By Casey Nolen
ST. LOUIS (KSDK) - It was a shocking crime. Megan Boken, was shot to death in a robbery attempt in the Central West End over the summer.
On Wednesday night we got word the Central West End is going to a high-tech neighborhood watch and getting dozens of new security cameras, largely paid for by what you may call a very wealthy neighbor.
The Central West End is not only home to restaurants and shops and nice homes, but also Barnes-Jewish Hospital and the Washington University Medical Center. The way they see it, they've got a lot to protect in the neighborhood.
She didn't know the 23-year-old who police say was shot for her cell phone.
"I mean I was there when she was shot. I was sitting there in my apartment working on my computer when this poor young woman was shot," said Anna Forder.
But Forder still pays her respects to Boken four months after she was murdered less than one block from her apartment.
"I feel very sad for her family and for her and for her life," said Forder.
Her death on a sunny Saturday afternoon shocked many, and spurred the neighborhood where it happened to take action, installing more security cameras with a goal of 90 in the next few years.
But now the program should be complete by spring with Washington University's Medical Center paying for more than half the cost. It's a partnership with the Central West End's Neighborhood Security Initiative, which already pays for extra police patrols, and is credited with slashing crime in half since it started in 2008.
Washington University says the neighborhood is on track to have the fewer of crimes in 2012 than it has in decades. Still, the dozens of cameras are a priority.
[Reporter]: "It seems like a lot of security for one neighborhood?
"It is. But it's the right steps to make. We have millions of dollars that have been invested in the Central West End and we want to make sure that that investment continues and that those investments are protected," said Brooks Goedeker with the Washington University Medical Center.
"I'm sad that our society has come to that we have to have cameras to watch each other.

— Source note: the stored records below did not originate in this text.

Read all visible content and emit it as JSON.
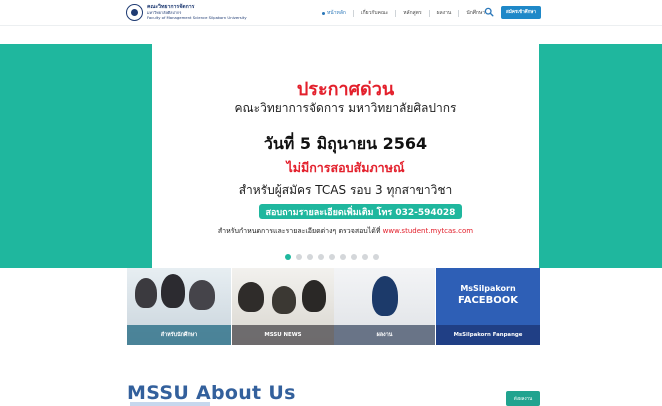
{
  "header": {
    "logo_line1": "คณะวิทยาการจัดการ",
    "logo_line2": "มหาวิทยาลัยศิลปากร",
    "logo_line3": "Faculty of Management Science Silpakorn University",
    "nav": [
      {
        "label": "หน้าหลัก",
        "active": true
      },
      {
        "label": "เกี่ยวกับคณะ",
        "active": false
      },
      {
        "label": "หลักสูตร",
        "active": false
      },
      {
        "label": "ผลงาน",
        "active": false
      },
      {
        "label": "นักศึกษา",
        "active": false
      }
    ],
    "search_icon": "search-icon",
    "cta_label": "สมัครเข้าศึกษา"
  },
  "hero": {
    "title": "ประกาศด่วน",
    "subtitle": "คณะวิทยาการจัดการ มหาวิทยาลัยศิลปากร",
    "date": "วันที่ 5 มิถุนายน 2564",
    "notice": "ไม่มีการสอบสัมภาษณ์",
    "tcas": "สำหรับผู้สมัคร TCAS รอบ 3 ทุกสาขาวิชา",
    "phone": "สอบถามรายละเอียดเพิ่มเติม โทร 032-594028",
    "note_text": "สำหรับกำหนดการและรายละเอียดต่างๆ ตรวจสอบได้ที่",
    "note_url": "www.student.mytcas.com",
    "slides_total": 9,
    "active_slide": 1,
    "accent_color": "#1fb79e",
    "alert_color": "#e3202c"
  },
  "tiles": [
    {
      "label": "สำหรับนักศึกษา"
    },
    {
      "label": "MSSU NEWS"
    },
    {
      "label": "ผลงาน"
    },
    {
      "label": "MsSilpakorn Fanpange",
      "fb_title_1": "MsSilpakorn",
      "fb_title_2": "FACEBOOK"
    }
  ],
  "about": {
    "title": "MSSU About Us",
    "button": "ดังผลงาน"
  }
}
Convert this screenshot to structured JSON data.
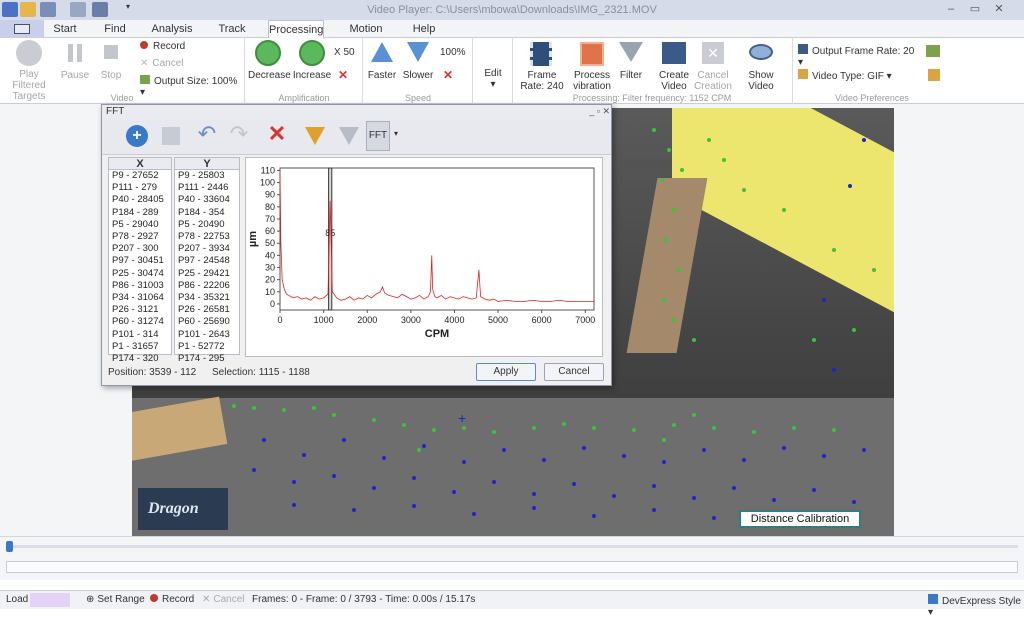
{
  "window": {
    "title": "Video Player: C:\\Users\\mbowa\\Downloads\\IMG_2321.MOV"
  },
  "tabs": [
    "Start",
    "Find Targets",
    "Analysis",
    "Track Targets",
    "Processing",
    "Motion Detection",
    "Help"
  ],
  "active_tab": "Processing",
  "ribbon": {
    "video": {
      "play": "Play Filtered Targets",
      "pause": "Pause",
      "stop": "Stop",
      "record": "Record",
      "cancel": "Cancel",
      "output_size": "Output Size: 100%",
      "group": "Video"
    },
    "amplification": {
      "decrease": "Decrease",
      "increase": "Increase",
      "factor": "X 50",
      "group": "Amplification"
    },
    "speed": {
      "faster": "Faster",
      "slower": "Slower",
      "value": "100%",
      "group": "Speed"
    },
    "edit": {
      "label": "Edit"
    },
    "processing": {
      "frame_rate": "Frame Rate: 240",
      "process": "Process vibration",
      "filter": "Filter",
      "create": "Create Video",
      "cancel_creation": "Cancel Creation",
      "show": "Show Video",
      "group": "Processing: Filter frequency: 1152 CPM"
    },
    "prefs": {
      "output_frame_rate": "Output Frame Rate: 20",
      "video_type": "Video Type: GIF",
      "group": "Video Preferences"
    }
  },
  "fft_dialog": {
    "title": "FFT",
    "fft_button": "FFT",
    "x_header": "X",
    "y_header": "Y",
    "x_items": [
      "P9 - 27652",
      "P111 - 279",
      "P40 - 28405",
      "P184 - 289",
      "P5 - 29040",
      "P78 - 2927",
      "P207 - 300",
      "P97 - 30451",
      "P25 - 30474",
      "P86 - 31003",
      "P34 - 31064",
      "P26 - 3121",
      "P60 - 31274",
      "P101 - 314",
      "P1 - 31657",
      "P174 - 320"
    ],
    "y_items": [
      "P9 - 25803",
      "P111 - 2446",
      "P40 - 33604",
      "P184 - 354",
      "P5 - 20490",
      "P78 - 22753",
      "P207 - 3934",
      "P97 - 24548",
      "P25 - 29421",
      "P86 - 22206",
      "P34 - 35321",
      "P26 - 26581",
      "P60 - 25690",
      "P101 - 2643",
      "P1 - 52772",
      "P174 - 295"
    ],
    "position": "Position: 3539 - 112",
    "selection": "Selection: 1115 - 1188",
    "apply": "Apply",
    "cancel": "Cancel"
  },
  "chart_data": {
    "type": "line",
    "xlabel": "CPM",
    "ylabel": "µm",
    "xlim": [
      0,
      7200
    ],
    "ylim": [
      -5,
      112
    ],
    "xticks": [
      0,
      1000,
      2000,
      3000,
      4000,
      5000,
      6000,
      7000
    ],
    "yticks": [
      0,
      10,
      20,
      30,
      40,
      50,
      60,
      70,
      80,
      90,
      100,
      110
    ],
    "selection": [
      1115,
      1188
    ],
    "selection_label": "85",
    "series": [
      {
        "color": "#e02020",
        "x": [
          0,
          20,
          50,
          100,
          150,
          200,
          300,
          400,
          500,
          600,
          700,
          800,
          900,
          1000,
          1100,
          1150,
          1200,
          1300,
          1400,
          1500,
          1600,
          1700,
          1800,
          1900,
          2000,
          2100,
          2200,
          2300,
          2350,
          2400,
          2500,
          2600,
          2700,
          2800,
          2900,
          3000,
          3100,
          3200,
          3300,
          3400,
          3450,
          3480,
          3500,
          3550,
          3600,
          3700,
          3800,
          3900,
          4000,
          4100,
          4200,
          4300,
          4400,
          4500,
          4560,
          4600,
          4700,
          4800,
          4900,
          5000,
          5200,
          5400,
          5600,
          5800,
          6000,
          6200,
          6400,
          6600,
          6800,
          7000,
          7200
        ],
        "y": [
          108,
          50,
          20,
          12,
          8,
          7,
          5,
          6,
          4,
          5,
          3,
          6,
          4,
          5,
          8,
          85,
          10,
          5,
          3,
          4,
          6,
          3,
          5,
          4,
          7,
          5,
          8,
          10,
          14,
          9,
          7,
          6,
          5,
          8,
          6,
          4,
          5,
          7,
          4,
          6,
          10,
          40,
          12,
          6,
          5,
          7,
          4,
          6,
          5,
          4,
          6,
          5,
          4,
          5,
          28,
          6,
          4,
          3,
          4,
          2,
          3,
          2,
          2,
          3,
          2,
          2,
          3,
          2,
          2,
          2,
          2
        ]
      }
    ]
  },
  "video_overlay": {
    "distance_calibration": "Distance Calibration",
    "logo_text": "Dragon"
  },
  "statusbar": {
    "load": "Load",
    "set_range": "Set Range",
    "record": "Record",
    "cancel": "Cancel",
    "frames": "Frames: 0 - Frame: 0 / 3793 - Time: 0.00s / 15.17s",
    "style": "DevExpress Style"
  }
}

Isn't that a sad way to live," said Forder.
The $750,000 program should be up and running by April.